Tips Technique For Rodent Surgery

Recommendations for Sterile Surgery in Rodents                                  

revised 2016

  1. Animal prep

Animals should be shaved as close to the skin as possible so that minimal to no hair is left on the skin in the surgical field.  This will allow a proper scrub, will make closing the skin easier, and will allow better evaluation of the incision site post-operatively.  The surgical field should be a wide margin on all sides of the incision site to prevent accidental contamination.

  1. Skin prep

The skin scrub should consist of alternating scrubs with betadine solution and alcohol for a minimum of 3 alternating scrubs.  The scrub should start in the center of the surgical field (where the incision will be made) and move outwards.  If the animal wakes up during the scrub and has to be placed back in the induction chamber, the skin scrub must be repeated.
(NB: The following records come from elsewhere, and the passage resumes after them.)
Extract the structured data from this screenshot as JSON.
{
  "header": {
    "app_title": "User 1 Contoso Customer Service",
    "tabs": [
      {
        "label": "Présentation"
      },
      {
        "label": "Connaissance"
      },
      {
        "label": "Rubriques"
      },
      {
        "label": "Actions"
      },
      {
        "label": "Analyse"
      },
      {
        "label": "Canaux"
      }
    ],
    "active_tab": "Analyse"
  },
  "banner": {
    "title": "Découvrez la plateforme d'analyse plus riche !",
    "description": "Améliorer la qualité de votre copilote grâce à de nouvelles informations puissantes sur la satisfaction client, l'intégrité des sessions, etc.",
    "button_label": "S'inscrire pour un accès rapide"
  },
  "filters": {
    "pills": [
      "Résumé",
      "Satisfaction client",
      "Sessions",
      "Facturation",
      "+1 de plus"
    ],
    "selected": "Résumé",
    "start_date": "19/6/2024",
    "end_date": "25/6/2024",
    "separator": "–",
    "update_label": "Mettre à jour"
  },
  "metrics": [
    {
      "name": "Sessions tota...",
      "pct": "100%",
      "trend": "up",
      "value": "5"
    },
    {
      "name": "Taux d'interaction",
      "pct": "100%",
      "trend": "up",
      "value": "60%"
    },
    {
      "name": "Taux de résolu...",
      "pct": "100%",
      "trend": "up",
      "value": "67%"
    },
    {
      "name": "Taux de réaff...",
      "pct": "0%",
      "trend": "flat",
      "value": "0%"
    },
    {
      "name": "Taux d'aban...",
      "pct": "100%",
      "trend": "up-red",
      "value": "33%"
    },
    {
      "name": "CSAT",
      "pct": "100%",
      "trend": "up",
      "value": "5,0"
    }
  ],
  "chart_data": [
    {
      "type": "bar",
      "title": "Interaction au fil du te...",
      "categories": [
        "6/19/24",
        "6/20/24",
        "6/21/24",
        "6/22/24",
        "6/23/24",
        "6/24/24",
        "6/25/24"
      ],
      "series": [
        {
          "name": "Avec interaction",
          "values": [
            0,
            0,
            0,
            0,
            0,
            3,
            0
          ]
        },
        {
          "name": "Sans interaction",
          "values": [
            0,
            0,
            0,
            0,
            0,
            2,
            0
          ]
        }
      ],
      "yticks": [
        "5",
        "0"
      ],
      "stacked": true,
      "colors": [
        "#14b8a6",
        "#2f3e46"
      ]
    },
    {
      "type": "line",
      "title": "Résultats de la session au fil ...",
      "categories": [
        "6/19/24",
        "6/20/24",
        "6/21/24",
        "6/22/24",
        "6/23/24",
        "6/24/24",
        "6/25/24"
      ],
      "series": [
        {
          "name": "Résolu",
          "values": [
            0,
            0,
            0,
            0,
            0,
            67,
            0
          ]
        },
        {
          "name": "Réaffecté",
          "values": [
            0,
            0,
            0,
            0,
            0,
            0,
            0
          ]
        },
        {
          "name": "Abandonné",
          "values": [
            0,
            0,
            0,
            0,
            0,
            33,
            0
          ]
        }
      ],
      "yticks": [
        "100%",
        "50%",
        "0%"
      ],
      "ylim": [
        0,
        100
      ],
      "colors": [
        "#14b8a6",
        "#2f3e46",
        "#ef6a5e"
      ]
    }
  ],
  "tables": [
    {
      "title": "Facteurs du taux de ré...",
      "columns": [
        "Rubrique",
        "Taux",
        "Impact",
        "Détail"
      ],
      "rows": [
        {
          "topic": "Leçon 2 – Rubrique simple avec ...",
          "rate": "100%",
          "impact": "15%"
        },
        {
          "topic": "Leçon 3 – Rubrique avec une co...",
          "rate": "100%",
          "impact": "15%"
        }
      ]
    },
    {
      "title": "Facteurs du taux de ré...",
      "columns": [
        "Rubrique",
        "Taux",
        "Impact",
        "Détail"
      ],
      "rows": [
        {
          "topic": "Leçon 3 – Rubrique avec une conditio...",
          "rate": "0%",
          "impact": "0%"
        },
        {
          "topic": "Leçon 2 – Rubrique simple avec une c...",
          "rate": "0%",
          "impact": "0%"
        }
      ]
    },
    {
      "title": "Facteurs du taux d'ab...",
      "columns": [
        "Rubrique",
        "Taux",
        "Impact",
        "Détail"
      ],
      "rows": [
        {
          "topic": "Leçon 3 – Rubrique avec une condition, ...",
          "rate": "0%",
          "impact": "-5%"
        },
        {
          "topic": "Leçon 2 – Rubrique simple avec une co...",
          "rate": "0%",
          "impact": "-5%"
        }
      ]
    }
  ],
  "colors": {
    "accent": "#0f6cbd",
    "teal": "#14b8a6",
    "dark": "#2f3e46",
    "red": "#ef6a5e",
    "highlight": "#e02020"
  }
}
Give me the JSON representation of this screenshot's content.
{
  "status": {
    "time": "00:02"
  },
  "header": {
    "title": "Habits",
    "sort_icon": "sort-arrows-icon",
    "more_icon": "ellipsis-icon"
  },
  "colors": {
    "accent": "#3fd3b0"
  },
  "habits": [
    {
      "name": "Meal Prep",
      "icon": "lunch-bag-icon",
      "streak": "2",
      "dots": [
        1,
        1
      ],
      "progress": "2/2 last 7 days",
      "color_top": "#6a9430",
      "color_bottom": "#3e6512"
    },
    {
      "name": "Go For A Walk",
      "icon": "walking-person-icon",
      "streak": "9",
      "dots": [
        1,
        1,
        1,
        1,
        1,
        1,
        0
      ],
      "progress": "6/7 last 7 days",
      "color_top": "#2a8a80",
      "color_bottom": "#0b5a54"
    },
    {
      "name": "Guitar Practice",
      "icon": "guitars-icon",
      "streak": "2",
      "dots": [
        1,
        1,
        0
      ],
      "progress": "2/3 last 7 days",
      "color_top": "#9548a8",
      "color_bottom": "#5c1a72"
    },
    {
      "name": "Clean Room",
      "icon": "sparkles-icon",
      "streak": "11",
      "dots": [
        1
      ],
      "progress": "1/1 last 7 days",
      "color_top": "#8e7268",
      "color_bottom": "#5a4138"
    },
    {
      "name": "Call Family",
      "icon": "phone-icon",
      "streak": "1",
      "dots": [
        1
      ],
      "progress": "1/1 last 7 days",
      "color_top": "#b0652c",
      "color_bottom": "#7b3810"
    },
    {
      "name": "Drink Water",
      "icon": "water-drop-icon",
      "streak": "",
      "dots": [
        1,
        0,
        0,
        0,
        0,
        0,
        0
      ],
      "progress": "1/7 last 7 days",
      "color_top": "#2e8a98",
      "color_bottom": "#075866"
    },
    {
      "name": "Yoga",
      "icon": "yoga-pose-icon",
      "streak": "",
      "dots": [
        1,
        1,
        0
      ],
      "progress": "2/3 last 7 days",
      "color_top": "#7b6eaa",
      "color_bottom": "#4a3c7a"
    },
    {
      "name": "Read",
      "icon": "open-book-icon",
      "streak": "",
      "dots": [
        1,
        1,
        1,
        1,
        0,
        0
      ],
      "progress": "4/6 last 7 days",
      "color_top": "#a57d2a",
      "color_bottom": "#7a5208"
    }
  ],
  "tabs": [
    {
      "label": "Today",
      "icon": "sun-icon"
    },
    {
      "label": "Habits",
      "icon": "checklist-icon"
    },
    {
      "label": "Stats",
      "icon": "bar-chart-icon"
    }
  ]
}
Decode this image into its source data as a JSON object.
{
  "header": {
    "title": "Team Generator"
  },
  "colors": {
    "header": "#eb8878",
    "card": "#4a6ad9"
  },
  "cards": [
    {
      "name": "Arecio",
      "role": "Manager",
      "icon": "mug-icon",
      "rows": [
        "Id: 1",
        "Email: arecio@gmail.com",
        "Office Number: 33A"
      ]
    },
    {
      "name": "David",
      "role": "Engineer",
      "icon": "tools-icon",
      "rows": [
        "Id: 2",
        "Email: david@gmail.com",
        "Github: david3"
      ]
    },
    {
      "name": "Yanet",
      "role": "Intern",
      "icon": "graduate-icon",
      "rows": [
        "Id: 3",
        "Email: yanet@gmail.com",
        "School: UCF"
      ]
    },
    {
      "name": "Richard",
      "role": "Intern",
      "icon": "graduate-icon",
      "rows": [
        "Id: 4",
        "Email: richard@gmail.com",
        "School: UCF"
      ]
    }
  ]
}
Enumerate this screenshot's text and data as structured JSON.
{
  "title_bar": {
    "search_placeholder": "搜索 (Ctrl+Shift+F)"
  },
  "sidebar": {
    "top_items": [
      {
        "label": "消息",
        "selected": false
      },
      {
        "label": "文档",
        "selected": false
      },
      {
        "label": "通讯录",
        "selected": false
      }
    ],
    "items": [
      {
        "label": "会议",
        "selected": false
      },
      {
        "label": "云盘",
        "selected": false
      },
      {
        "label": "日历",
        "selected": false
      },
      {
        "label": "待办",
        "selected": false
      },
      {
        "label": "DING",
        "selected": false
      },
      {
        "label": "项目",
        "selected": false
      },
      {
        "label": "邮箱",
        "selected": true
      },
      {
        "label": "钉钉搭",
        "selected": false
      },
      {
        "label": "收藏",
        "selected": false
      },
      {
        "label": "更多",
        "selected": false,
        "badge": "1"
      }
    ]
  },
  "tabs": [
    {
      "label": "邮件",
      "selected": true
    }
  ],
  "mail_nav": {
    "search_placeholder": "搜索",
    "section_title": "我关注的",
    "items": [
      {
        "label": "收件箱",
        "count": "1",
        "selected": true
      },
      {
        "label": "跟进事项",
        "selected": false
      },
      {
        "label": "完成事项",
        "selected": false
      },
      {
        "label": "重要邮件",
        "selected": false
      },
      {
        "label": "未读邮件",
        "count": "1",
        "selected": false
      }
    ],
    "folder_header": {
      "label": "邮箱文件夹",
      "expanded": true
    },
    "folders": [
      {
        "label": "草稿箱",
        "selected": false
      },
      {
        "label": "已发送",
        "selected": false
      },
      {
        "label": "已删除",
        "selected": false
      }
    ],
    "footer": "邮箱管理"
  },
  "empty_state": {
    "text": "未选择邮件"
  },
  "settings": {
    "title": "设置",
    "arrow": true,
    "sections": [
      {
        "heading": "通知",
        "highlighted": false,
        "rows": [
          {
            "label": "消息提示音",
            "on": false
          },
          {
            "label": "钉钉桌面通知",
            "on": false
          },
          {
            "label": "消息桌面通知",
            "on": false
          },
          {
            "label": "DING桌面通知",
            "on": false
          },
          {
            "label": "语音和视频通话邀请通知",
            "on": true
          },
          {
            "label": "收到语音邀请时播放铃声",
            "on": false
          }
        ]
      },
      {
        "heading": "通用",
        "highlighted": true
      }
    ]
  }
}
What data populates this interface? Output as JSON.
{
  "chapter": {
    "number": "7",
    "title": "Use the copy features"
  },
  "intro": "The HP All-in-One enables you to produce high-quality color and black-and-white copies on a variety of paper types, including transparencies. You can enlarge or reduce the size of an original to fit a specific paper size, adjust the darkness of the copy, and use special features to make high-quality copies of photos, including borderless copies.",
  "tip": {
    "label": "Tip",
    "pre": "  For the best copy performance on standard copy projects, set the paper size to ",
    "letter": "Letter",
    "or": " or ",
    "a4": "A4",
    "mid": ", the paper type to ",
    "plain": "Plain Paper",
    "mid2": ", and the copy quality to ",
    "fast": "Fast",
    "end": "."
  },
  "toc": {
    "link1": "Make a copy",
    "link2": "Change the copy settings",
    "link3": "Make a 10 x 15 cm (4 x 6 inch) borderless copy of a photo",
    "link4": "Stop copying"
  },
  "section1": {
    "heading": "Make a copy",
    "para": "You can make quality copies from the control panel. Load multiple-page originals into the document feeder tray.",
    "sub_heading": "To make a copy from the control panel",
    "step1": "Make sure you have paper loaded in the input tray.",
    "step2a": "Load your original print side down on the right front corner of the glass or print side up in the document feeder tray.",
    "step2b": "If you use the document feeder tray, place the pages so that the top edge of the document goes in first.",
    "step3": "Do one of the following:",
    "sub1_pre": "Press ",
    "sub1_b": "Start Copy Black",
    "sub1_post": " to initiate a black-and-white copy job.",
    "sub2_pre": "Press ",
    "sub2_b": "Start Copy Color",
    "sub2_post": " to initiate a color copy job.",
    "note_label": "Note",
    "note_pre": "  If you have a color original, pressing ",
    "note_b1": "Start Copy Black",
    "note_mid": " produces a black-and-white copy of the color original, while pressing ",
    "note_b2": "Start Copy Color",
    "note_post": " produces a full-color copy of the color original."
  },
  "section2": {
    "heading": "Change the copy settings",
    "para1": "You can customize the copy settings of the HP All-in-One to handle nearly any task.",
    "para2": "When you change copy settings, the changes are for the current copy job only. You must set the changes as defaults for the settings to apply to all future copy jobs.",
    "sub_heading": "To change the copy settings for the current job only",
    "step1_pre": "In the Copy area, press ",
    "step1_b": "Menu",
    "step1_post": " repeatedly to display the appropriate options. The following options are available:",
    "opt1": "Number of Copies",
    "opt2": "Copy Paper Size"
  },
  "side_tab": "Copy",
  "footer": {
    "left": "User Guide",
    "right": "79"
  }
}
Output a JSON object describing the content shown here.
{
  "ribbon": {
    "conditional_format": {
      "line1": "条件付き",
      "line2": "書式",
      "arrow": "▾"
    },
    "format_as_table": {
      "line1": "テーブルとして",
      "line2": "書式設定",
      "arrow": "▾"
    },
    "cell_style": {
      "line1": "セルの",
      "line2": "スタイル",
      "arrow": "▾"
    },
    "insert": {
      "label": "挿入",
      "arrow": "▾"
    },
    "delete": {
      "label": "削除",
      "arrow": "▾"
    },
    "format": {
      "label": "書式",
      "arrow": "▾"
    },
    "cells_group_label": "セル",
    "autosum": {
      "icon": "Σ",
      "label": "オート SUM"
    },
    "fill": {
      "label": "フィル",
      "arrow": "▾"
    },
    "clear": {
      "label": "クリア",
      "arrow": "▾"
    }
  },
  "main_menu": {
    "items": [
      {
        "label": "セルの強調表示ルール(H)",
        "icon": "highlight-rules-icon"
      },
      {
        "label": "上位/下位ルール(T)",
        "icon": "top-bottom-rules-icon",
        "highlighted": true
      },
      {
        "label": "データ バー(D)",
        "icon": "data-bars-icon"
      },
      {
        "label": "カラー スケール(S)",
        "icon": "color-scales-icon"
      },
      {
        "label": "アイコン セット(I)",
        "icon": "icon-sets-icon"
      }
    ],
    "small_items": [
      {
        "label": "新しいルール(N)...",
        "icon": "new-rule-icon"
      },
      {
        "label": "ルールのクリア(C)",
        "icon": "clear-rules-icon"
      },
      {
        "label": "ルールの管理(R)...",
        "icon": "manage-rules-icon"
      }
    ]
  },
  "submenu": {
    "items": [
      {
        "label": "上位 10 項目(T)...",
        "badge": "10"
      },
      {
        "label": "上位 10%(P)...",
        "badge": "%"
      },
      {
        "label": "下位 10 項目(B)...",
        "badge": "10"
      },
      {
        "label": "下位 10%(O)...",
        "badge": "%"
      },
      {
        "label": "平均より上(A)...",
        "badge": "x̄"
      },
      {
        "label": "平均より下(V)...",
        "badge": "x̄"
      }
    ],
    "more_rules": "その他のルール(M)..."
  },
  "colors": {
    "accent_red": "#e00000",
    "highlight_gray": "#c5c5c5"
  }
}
You can use cotton swabs to perform the scrub.  Avoid getting the animal too wet.

  1. Instrument handling

Instruments should be autoclaved in a surgical pack and kept in that pack vs. laid out on a paper towel on the surgery table.  Instruments should be kept away from non-sterile surfaces throughout the surgery (e.g. do not wipe on non-sterile surfaces) and should be re-sterilized once contaminated (e.g. if accidentally touching a non-sterile surface) using a hot bead sterilizer.  The “tips” technique, where just the tips of instruments are kept sterile, is recommended.

Tips Technique:

  • Requires clean exam gloves.
  • Restricts you to using only the sterile working ends of the surgical instruments to manipulate the surgical field.
  • The gloved, but not sterile, hand must never touch the working end of the instruments, the suture, suture needle, or any part of the surgical field.
  • Useful when working alone and manipulation of non-sterile objects (e.g., anesthesia machines, microscopes, lighting) is required.
  • Instruments and gloves may be used for a series of similar surgeries in the same session, provided they are maintained clean and disinfected between animals.
  • Instruments are to be washed and then disinfected in a hot bead sterilizer or using a high-level disinfectant (e.g. Cidex pro ) prior to second surgery (e.g. between donor and recipient if transplanting).
  1. Drapes

The use of drapes will prevent additional contamination of the surgical field with hair, etc.  At a minimum, we recommend the use of drapes for animals that are on immunosuppressive protocols due to the increased susceptibility to post-operative infection.  A sterile drape or towel should also be placed underneath the animal to minimize potential for contamination when wiping or laying down instruments (the sterile tips of instruments should always be placed on sterile surfaces throughout the procedure).  We have found that grocery store saran wrap is an effective and cheap drape to use for rodent surgery (e.g. Glad Press n’ Seal wrap) and there is a publication indicating a lack of pathogens in these products. The press n’ seal wrap should also be used on keyboards, control knobs or other equipment that has to be touched during the surgery.

  1. Closure

Body wall/muscle/skin closure should be performed according to that stated in the protocol.  This ensures appropriate healing with a decreased risk of dehiscence, infection, pain, etc.  For example, in a liver transplant protocol it states that nylon will be used on the body wall and clips for the skin.  Using suture on the skin is also an acceptable alternative.  It is recommended that a continuous/running pattern be used on the body wall and a simple interrupted pattern be used on the skin.  If there are problems with the body wall suture, then interrupted sutures can also be used

For additional details on survival surgical techniques in rodents, please see the IACUC website below:

http://web.jhu.edu/animalcare/procedures/survival-rodents.html#animalprep